Brief
Read the records and gather each line that includes "selected".

[Records provided Boundary: Start]

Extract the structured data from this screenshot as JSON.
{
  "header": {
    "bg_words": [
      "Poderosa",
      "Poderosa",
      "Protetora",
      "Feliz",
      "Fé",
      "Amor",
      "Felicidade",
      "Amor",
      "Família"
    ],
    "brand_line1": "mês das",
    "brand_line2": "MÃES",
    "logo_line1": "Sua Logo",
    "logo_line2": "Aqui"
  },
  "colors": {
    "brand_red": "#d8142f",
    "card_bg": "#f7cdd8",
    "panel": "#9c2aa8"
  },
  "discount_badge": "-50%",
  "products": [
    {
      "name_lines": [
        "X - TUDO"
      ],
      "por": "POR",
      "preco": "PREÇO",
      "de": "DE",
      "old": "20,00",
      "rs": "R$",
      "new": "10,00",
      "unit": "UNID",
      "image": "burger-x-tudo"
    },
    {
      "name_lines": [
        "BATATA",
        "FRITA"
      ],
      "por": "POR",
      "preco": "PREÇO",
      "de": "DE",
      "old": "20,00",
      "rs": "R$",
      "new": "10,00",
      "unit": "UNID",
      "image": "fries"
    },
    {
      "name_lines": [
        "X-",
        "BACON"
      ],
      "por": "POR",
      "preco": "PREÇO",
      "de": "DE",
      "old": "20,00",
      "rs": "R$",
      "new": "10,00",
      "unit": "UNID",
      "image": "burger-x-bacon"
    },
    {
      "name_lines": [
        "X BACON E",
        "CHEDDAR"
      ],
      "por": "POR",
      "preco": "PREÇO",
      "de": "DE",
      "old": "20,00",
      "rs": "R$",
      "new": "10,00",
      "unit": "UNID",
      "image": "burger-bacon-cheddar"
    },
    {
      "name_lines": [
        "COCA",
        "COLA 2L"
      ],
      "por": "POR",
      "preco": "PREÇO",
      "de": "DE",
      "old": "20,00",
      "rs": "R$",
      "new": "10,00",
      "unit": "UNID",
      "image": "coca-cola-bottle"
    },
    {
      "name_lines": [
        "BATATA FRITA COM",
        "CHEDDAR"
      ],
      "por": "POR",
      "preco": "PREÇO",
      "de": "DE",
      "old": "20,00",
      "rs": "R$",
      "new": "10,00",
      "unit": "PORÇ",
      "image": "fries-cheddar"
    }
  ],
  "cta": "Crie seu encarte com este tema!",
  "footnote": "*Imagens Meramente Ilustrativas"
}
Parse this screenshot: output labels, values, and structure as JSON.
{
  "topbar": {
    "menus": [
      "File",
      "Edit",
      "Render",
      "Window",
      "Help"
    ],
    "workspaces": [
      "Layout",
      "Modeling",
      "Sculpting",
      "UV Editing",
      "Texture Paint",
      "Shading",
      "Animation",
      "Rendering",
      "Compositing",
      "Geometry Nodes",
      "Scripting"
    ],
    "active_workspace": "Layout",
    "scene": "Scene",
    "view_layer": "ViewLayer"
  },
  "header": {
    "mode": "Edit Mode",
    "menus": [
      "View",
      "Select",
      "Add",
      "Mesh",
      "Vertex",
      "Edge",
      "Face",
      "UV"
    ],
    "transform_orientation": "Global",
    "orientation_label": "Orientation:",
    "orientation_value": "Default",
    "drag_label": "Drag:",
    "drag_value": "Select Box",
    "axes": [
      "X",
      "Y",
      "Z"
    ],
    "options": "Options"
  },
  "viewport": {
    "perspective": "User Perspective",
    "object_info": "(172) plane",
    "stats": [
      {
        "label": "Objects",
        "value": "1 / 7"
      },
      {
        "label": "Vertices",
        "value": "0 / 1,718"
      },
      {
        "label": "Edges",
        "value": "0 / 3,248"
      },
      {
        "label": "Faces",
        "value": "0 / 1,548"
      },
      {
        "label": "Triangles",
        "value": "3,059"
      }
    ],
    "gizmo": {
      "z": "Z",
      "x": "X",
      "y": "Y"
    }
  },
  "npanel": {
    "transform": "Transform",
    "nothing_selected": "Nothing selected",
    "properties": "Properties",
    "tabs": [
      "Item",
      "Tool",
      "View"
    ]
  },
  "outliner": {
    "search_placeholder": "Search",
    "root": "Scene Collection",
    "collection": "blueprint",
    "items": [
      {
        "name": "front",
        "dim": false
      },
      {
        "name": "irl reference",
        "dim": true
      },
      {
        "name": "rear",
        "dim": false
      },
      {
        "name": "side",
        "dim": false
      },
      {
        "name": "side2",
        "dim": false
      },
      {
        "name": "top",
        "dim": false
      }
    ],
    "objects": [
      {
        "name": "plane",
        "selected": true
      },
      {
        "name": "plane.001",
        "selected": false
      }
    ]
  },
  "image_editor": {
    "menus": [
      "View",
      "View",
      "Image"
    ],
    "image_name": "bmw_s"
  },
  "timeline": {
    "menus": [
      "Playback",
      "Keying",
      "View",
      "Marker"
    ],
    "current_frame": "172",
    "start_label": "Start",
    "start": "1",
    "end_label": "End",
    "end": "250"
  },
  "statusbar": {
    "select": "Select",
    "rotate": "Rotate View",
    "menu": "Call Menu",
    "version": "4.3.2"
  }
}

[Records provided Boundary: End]

Solution
    "nothing_selected": "Nothing selected",
        "selected": true
        "selected": false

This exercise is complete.